4. Not Coming When Called

If your dog doesn’t listen to “come” consistently, this should be corrected immediately for their safety and your sanity.

First, make sure you’ve intentionally trained the command. Whatever word you choose to use, being consistent is key. Use the same word or phrase every time for best results.

Be sure to practice daily. Give your pup praise and/or a reward upon compliance. Test your dog’s ability by using the command in a distracting environment, to ensure he or she will “come” no matter the circumstance.

Still struggling? You may have given the dog negative associations with the “come” command. If you primarily summon your dog in anger, don’t expect the dog to be eager to comply.

5. Separation Anxiety


If any dog training issue pulls at the heart of a dog owner, it’s separation anxiety. Unbeknownst to many owners, separation anxiety is often encouraged by the dog owner. For example, when a dog is young, many owners take the new puppy with them everywhere. Who could blame them?

Unfortunately, this gives the dog a strong sense of confidence and security found only in the owner’s presence. Remove that security and confidence, the dog experiences extreme stress.

Many owners make leaving or returning home too big of an event. When we make a fuss over leaving or returning, we reward the dog for being concerned when we leave.

If a normally well-behaved dog exhibits destructive behavior like digging, chewing, etc. while the owner is away, this could be from separation anxiety as well.

dog training problems separation anxiety


There are prescriptions available to help dogs, but they are best used as a short-term support aid in combination with good training.

From the beginning, a pup will typically whine when left alone.
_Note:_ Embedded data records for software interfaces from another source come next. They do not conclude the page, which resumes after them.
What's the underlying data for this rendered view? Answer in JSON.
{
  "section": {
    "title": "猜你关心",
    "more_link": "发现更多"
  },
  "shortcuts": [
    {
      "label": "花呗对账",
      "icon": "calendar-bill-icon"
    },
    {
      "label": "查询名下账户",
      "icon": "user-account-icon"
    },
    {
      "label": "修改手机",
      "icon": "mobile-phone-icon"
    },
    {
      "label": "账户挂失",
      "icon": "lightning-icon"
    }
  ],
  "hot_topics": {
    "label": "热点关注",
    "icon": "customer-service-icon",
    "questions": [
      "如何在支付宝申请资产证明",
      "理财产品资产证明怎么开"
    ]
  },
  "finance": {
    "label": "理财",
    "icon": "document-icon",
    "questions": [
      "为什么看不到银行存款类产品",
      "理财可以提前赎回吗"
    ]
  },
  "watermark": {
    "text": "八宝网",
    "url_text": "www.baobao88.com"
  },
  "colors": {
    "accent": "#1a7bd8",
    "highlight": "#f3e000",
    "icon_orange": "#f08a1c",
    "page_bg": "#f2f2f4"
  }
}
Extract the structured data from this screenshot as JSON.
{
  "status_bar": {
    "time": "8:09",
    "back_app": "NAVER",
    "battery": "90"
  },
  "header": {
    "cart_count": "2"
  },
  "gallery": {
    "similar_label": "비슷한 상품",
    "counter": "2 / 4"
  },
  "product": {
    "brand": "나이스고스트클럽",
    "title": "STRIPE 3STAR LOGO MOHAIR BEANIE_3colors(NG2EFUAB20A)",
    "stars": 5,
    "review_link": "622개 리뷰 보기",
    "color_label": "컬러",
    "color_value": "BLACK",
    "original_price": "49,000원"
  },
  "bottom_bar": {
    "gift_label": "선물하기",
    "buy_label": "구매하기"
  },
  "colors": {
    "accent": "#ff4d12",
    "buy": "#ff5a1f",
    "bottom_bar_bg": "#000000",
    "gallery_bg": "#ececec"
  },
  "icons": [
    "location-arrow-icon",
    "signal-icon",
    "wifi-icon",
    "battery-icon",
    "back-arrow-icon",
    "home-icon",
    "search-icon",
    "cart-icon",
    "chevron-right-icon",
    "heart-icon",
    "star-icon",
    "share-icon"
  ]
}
Most owners inadvertently reward this behavior by immediately showing sympathy every time the puppy whines. It’s important to teach our puppies to be quiet and alone for increasing periods of time.

Crate training effectively can help curb separation anxiety. Begin practicing crate time early and often. Give your dog a toy to chew on or some food to help him or her get comfortable. Make the crate a safe, comfortable place.

Check out this in-depth crate training guide for in-depth tips and instructions on crate training. 

Although this can be difficult, don’t make a big fuss about leaving or returning. It’s hard not to when you care for your dog, but in doing so you may be rewarding your dog for their concern over your absence.

Training dogs and puppies

Of course, these are just the beginning of the many dog training problems you may encounter over a dog’s life. While it can be challenging, the accomplishment of effectively training your dog is priceless, and ultimately strengthens your relationship with your dog. Your love, compassion, and commitment to effective training will go a long way.

Do you have other helpful tips for those struggling with the training issues listed above? Tell us about them in the comments below!